----- DATASET RECORDS

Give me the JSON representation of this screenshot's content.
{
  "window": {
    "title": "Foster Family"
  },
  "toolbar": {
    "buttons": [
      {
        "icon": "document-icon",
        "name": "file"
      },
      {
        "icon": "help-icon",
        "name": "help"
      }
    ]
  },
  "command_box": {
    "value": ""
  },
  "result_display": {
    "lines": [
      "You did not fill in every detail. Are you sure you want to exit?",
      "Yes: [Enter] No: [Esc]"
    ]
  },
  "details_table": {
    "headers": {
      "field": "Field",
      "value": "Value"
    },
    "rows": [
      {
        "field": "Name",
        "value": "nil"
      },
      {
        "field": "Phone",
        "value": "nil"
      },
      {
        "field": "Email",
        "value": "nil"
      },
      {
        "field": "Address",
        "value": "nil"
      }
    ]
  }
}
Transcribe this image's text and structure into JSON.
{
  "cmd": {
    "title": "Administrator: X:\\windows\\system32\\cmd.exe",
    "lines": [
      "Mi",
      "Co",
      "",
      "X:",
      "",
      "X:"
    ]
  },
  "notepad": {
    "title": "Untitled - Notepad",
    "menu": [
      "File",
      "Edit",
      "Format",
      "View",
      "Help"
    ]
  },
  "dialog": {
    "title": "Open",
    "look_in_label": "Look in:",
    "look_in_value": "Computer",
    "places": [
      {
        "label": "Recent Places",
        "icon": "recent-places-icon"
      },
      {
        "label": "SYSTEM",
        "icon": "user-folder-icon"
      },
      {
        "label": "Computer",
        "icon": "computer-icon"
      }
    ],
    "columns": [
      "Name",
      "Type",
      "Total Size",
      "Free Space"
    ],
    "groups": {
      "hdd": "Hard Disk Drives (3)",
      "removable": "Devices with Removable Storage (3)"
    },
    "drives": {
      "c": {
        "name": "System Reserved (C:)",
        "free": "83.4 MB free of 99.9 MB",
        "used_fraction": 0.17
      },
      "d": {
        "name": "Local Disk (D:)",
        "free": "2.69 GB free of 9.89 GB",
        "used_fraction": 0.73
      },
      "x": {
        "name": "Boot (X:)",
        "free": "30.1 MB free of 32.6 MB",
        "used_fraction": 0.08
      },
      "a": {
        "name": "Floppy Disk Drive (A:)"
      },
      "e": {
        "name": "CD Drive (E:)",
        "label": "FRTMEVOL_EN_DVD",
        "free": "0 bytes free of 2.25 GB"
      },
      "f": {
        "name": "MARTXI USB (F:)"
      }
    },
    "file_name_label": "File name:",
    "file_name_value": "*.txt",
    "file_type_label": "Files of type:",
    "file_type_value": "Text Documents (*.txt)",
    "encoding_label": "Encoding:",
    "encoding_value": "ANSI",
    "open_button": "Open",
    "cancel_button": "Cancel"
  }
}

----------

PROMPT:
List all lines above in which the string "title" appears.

EXERCISE ANSWER:
    "title": "Foster Family"
    "title": "Administrator: X:\\windows\\system32\\cmd.exe",
    "title": "Untitled - Notepad",
    "title": "Open",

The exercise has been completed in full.